Home Letters Port Kaituma comes alive with massive PPP/C public meeting on LGE
People say crowds do not matter, that big crowds at political meetings do not necessarily indicate anything positive. I guarantee that you wouldn’t say that if you were at Port Kaituma yesterday, when the PPP/C held a massive public meeting.
The crowd braved a heavy downpour of rain to listen to an impassioned speech by Prime Minister Mark Phillips. The Brigadier General (rt’d) pumped-up the crowd by reminding them that the PPP/C colours represent democratic values, and that this LGE is about the defence of Guyana’s democratic institutions.
Prime Minister Phillips enthusiastically called for the dissatisfied supporters in APNU to join the PPP/C.
An earlier speech by the young and talented Jason Ramjohn, who recently crossed over from APNU to the PPP/C ticket, had already set the stage for a stinging rebuke of PNC/APNU incompetence.
The young Ramjohn received sustained applause when he belted out, “The PPP/C does not fight character-attack politics.” The comment was made because numerous PPP/C candidates who happen to be Afro-Guyanese are currently being harassed with foul name-calling by APNU operatives in the area.
Ramjohn went on to say that the PPP/C fights “policy politics.”
Sarah Browne Shadeek, currently Parliamentary Secretary in the Ministry of Amerindian Affairs, delivered a powerful speech, calling for PPP/C supporters from Matthews Ridge to Port Kaituma to turn out in their numbers and cast their ballots for economic development and President Ali’s One Guyana initiative.
The people of Fitzburg, Arakaka, 4 Miles, Matarkai, and surrounding areas, by all indications, are ready to roll.

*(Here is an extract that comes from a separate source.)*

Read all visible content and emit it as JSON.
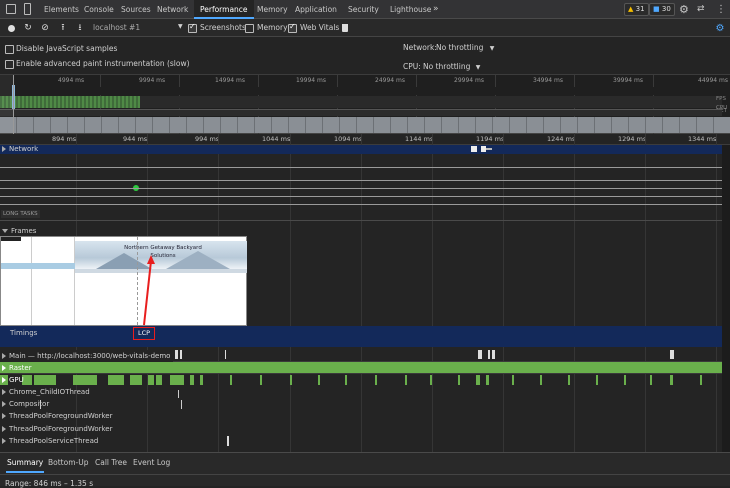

Minister of Housing and Water, the indefatigable Collin Croal, was in his element. Like Prime Minister Phillips, Croal reminded the audience of all the good works done by the PPP/C since it took office in August 2020. The list was so compelling it would have made any listener from APNU afraid, very afraid. The audience went into overdrive when Minister Croal spoke about the restoration of the “Because we Care” cash grant that had been snuffed out by the APNU-AFC. The programme, which was started under the PPP/C with $10,000, then was wantonly cancelled by the APNU-AFC, is now paying $40,000 to every child of school age in Guyana.
What the APNU should truly be afraid of is the sheer diversity of the PPP/C list of candidates for the LGE. They span decades by age; come from different social backgrounds; and, most poignantly, come from multiple ethnic backgrounds. If ever anyone doubted that Guyana is a land of six ‘races’, they should have been at Port Kaituma. The diversity of candidates is visible, authentic, and real. There is no token candidate.
The PPP/C has a track record of keeping promises. This was a central point for numerous speakers. Consistent with this, Minister Croal declared that, immediately after the LGE on June 12, the Minister of Agriculture, Zulfikar Mustapha, will be in Port Kaituma and surrounding areas to discuss how the region can contribute to self-sufficiency in local food supply, and to the food security of the country.
Prime Minister Phillips drew an ‘Atlantic’ applause when he noted how many APNU supporters in Linden, Bartica, Georgetown, and New Amsterdam have crossed over to the PPP/C. He issued an open invitation to the good folks of the Barima-Waini region to come over to the PPP/C.
The Local Government Elections are now only days away. The PPP/C ‘showing’ at Port Kaituma should be seen as a shot across the bow of APNU. Too many people are switching from the APNU to the PPP/C, and it is too late now to attempt any reversal.
Dr. Randolph (Randy) Persaud